TASK OBJECTIVE:
From the records below, work out how many lines carry the string "logo". Leave out everything but the number.

SUPPLIED RECORDS:
------------------------------------------------------------

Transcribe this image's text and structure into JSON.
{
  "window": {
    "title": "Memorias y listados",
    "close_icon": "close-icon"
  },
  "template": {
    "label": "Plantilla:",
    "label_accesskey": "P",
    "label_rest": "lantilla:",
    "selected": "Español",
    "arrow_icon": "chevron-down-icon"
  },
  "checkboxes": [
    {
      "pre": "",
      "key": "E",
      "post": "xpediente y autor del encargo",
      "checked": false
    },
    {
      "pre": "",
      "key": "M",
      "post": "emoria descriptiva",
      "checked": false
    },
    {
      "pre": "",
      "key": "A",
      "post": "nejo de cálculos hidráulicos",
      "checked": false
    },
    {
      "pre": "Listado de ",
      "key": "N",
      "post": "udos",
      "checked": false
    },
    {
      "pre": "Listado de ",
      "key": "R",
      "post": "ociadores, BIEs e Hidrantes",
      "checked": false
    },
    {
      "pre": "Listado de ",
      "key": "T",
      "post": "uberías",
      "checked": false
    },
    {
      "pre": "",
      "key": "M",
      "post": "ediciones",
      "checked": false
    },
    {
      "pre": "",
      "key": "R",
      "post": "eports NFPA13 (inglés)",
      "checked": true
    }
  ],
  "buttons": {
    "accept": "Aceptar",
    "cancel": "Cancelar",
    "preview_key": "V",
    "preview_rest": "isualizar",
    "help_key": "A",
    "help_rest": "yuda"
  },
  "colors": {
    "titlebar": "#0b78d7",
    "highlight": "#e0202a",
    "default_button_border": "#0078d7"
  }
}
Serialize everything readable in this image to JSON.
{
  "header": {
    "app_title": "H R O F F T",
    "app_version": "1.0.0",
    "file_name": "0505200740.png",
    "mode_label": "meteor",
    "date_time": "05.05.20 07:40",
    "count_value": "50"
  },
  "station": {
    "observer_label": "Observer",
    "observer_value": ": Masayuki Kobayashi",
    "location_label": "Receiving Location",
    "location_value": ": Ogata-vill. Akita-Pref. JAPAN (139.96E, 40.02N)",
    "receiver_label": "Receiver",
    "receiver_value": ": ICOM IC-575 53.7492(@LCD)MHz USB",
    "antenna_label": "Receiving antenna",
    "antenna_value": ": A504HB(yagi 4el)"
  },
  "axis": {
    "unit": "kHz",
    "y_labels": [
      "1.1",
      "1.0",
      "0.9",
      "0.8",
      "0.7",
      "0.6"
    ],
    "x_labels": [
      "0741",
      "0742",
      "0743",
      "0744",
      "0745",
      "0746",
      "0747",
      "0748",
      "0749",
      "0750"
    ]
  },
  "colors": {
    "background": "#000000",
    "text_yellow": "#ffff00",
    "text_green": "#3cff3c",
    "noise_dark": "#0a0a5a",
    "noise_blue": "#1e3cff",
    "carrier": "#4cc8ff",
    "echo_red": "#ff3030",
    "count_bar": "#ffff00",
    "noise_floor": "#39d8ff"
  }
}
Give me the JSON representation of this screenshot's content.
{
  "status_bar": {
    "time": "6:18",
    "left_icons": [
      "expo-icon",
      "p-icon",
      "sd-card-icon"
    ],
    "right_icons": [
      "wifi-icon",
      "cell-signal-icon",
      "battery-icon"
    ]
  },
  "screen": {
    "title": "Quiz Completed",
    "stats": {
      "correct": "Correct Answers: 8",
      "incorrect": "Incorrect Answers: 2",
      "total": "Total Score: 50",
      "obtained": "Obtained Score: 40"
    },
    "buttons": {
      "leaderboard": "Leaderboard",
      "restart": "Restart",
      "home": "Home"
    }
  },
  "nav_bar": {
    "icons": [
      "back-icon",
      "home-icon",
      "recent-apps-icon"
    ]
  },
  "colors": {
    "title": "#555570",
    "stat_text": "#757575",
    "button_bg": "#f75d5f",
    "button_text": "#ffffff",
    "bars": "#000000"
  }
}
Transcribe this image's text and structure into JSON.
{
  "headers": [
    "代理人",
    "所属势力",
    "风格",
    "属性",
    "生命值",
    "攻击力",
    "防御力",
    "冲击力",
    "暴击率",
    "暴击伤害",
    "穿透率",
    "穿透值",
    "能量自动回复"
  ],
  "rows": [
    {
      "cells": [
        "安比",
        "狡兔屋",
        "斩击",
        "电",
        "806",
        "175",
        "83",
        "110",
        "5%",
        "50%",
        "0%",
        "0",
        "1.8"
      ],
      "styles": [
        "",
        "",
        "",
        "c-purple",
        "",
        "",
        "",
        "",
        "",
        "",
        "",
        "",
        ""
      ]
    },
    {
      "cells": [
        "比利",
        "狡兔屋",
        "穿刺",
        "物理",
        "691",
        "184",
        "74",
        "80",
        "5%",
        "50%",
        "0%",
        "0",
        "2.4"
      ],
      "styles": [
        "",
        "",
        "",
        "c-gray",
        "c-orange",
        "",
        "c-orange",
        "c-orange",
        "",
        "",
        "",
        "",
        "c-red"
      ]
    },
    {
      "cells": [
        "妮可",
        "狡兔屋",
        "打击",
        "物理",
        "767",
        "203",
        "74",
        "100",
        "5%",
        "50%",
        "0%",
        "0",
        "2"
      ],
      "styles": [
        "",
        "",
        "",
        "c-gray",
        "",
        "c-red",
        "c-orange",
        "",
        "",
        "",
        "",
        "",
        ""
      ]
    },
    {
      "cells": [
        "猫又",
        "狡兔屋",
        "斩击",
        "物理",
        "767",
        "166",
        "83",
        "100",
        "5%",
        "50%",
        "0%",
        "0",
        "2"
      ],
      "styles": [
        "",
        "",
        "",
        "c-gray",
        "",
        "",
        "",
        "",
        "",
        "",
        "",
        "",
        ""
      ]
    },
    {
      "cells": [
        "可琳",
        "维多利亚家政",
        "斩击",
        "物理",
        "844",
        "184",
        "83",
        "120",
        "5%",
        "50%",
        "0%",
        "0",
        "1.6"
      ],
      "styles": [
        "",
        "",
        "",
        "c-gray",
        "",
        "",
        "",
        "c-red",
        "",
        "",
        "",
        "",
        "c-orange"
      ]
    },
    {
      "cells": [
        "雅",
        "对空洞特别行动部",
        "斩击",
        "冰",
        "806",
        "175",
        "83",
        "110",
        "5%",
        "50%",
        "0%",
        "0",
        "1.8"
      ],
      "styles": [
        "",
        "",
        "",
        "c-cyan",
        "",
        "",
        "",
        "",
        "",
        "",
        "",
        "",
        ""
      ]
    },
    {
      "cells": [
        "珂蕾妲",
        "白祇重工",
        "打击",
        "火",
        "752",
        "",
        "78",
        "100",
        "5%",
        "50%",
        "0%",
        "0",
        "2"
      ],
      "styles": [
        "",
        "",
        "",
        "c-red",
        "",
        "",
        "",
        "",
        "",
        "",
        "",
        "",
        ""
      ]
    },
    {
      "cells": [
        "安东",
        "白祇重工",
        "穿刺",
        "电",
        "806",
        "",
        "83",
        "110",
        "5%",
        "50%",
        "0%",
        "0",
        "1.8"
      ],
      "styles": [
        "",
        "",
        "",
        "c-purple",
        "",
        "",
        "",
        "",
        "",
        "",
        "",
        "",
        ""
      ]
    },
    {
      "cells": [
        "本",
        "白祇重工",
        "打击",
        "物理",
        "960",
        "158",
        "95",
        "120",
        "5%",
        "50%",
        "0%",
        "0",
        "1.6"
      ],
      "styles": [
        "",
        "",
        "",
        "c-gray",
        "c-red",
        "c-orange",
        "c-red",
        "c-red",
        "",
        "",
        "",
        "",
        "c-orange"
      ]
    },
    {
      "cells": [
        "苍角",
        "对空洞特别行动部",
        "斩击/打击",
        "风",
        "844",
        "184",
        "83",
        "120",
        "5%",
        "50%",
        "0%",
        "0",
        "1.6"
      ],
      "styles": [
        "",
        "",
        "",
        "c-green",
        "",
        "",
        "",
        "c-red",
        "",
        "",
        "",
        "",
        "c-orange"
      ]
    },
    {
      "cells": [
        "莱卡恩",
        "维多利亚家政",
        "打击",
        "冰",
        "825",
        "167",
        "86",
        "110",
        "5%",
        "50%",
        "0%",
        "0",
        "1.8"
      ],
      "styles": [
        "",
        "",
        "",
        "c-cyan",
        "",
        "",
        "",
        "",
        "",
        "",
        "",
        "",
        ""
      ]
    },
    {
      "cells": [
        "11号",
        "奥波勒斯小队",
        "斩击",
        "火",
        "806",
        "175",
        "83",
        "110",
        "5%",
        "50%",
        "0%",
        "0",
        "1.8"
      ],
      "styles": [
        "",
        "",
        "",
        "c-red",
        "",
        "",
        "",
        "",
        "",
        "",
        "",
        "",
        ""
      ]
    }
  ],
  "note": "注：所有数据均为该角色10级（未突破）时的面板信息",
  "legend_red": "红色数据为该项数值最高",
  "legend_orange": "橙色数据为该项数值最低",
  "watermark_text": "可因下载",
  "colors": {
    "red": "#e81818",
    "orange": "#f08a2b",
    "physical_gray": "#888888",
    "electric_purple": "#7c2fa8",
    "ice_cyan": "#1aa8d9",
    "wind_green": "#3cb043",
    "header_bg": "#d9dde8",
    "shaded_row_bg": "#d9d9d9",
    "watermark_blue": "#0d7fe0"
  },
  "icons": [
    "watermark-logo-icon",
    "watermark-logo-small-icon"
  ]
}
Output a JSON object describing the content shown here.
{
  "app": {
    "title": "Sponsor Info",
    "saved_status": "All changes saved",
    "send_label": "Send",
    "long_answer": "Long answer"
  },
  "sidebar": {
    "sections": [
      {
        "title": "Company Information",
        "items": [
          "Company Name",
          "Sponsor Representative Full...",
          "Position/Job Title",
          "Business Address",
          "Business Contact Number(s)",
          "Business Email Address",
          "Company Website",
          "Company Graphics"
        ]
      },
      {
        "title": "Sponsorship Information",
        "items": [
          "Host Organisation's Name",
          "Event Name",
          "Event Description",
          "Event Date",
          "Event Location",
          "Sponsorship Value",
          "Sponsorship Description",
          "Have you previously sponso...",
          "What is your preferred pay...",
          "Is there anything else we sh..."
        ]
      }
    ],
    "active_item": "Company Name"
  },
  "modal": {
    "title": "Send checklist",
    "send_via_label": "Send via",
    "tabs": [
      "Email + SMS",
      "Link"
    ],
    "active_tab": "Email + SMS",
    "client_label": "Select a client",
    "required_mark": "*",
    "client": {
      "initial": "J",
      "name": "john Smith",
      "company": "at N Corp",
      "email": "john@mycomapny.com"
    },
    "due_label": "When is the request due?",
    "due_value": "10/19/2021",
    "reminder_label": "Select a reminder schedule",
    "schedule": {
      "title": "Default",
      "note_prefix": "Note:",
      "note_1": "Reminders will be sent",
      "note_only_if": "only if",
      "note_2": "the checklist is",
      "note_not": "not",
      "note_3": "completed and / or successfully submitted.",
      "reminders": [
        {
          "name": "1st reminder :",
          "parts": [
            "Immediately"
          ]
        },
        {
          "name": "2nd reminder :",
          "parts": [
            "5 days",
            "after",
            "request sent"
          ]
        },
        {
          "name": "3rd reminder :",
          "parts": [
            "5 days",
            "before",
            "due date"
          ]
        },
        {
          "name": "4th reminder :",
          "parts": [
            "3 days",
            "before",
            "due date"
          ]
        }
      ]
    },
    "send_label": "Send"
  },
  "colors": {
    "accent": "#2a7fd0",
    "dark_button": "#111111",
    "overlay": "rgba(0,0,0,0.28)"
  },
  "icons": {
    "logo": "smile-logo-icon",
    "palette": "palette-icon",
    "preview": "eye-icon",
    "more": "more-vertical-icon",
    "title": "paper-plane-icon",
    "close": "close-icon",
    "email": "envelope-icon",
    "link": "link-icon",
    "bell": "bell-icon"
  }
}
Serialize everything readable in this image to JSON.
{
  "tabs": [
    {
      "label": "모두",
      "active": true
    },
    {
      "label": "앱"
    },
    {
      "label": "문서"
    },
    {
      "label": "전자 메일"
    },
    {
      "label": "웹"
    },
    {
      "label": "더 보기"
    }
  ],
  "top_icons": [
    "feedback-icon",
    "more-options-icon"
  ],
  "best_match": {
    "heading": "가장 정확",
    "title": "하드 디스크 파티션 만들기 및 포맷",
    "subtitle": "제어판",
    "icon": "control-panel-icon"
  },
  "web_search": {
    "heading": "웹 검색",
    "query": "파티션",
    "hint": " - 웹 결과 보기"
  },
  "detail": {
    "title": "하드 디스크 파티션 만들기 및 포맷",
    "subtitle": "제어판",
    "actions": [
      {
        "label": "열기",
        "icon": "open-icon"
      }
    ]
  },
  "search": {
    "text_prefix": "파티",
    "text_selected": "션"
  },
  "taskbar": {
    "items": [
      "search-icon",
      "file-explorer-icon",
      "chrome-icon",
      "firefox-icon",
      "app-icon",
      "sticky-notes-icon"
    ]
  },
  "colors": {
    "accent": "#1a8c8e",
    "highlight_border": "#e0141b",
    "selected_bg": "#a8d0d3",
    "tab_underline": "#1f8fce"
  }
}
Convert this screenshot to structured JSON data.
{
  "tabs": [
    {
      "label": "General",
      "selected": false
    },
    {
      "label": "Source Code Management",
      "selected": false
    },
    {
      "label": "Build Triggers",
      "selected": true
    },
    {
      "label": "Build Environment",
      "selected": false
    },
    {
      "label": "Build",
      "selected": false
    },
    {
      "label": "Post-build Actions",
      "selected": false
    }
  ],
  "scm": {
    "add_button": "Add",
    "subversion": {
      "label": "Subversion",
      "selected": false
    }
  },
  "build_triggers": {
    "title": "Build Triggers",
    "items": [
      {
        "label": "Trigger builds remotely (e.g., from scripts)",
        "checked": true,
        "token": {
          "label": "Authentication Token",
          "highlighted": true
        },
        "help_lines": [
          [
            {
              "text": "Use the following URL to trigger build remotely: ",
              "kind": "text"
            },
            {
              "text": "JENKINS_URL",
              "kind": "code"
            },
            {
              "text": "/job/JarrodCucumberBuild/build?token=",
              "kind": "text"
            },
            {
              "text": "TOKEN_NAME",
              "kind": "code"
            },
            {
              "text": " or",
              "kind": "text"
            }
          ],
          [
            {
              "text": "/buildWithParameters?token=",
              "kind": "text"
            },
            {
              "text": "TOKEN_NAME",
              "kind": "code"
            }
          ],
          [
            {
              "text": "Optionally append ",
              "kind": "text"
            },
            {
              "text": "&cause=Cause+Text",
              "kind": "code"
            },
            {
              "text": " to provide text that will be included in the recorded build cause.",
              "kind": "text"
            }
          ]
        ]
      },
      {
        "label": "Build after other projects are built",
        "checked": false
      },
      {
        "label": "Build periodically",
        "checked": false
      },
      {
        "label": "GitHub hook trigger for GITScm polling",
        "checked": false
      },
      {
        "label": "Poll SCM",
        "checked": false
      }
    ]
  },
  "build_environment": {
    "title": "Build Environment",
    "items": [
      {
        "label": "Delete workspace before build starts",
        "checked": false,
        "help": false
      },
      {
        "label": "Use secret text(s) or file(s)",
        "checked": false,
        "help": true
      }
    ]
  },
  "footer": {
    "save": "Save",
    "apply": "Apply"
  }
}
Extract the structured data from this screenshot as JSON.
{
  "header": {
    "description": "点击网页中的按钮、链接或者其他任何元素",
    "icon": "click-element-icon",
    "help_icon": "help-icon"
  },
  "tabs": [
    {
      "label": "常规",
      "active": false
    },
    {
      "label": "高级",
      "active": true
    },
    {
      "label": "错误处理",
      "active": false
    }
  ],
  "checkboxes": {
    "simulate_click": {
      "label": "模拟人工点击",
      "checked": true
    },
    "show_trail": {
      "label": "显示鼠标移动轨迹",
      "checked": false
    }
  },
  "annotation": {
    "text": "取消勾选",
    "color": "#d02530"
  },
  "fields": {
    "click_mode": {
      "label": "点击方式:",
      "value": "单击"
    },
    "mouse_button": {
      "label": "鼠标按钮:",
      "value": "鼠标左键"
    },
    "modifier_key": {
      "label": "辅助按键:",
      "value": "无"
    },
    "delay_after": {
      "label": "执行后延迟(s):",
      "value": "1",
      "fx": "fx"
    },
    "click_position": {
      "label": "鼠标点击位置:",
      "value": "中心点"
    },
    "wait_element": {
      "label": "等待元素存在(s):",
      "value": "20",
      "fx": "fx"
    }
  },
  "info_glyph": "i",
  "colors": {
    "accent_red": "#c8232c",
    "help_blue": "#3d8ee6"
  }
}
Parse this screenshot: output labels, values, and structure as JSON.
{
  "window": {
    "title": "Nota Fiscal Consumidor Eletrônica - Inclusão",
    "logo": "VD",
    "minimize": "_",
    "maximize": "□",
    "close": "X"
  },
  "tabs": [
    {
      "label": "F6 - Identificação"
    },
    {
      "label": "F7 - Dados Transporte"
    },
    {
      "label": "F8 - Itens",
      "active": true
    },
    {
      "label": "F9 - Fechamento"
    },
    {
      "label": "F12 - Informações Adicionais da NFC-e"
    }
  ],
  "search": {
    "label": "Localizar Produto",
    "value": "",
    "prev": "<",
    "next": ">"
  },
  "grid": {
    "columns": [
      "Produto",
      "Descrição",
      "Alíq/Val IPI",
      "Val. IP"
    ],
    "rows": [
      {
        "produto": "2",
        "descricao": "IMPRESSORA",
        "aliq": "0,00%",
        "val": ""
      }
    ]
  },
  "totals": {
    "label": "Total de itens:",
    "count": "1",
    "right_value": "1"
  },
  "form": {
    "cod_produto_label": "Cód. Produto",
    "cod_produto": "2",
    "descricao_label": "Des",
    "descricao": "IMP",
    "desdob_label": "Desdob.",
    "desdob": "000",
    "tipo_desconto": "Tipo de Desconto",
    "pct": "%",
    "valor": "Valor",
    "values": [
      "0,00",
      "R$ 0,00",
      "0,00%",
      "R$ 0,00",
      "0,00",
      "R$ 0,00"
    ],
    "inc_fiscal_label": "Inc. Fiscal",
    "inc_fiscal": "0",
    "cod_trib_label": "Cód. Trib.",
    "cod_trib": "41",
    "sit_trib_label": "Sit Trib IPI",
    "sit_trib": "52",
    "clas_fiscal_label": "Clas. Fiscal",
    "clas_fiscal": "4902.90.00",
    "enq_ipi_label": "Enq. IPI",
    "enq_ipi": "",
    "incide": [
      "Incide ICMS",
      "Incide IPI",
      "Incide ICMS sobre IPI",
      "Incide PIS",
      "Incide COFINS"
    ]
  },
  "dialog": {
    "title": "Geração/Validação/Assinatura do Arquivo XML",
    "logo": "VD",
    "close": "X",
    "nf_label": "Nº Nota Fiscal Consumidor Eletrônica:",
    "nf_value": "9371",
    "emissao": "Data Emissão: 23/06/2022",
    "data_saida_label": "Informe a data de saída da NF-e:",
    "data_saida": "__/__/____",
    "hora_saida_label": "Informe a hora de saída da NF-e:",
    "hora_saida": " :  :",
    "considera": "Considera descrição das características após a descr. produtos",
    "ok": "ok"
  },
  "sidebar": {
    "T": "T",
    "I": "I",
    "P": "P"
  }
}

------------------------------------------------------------

TASK ANSWER:
5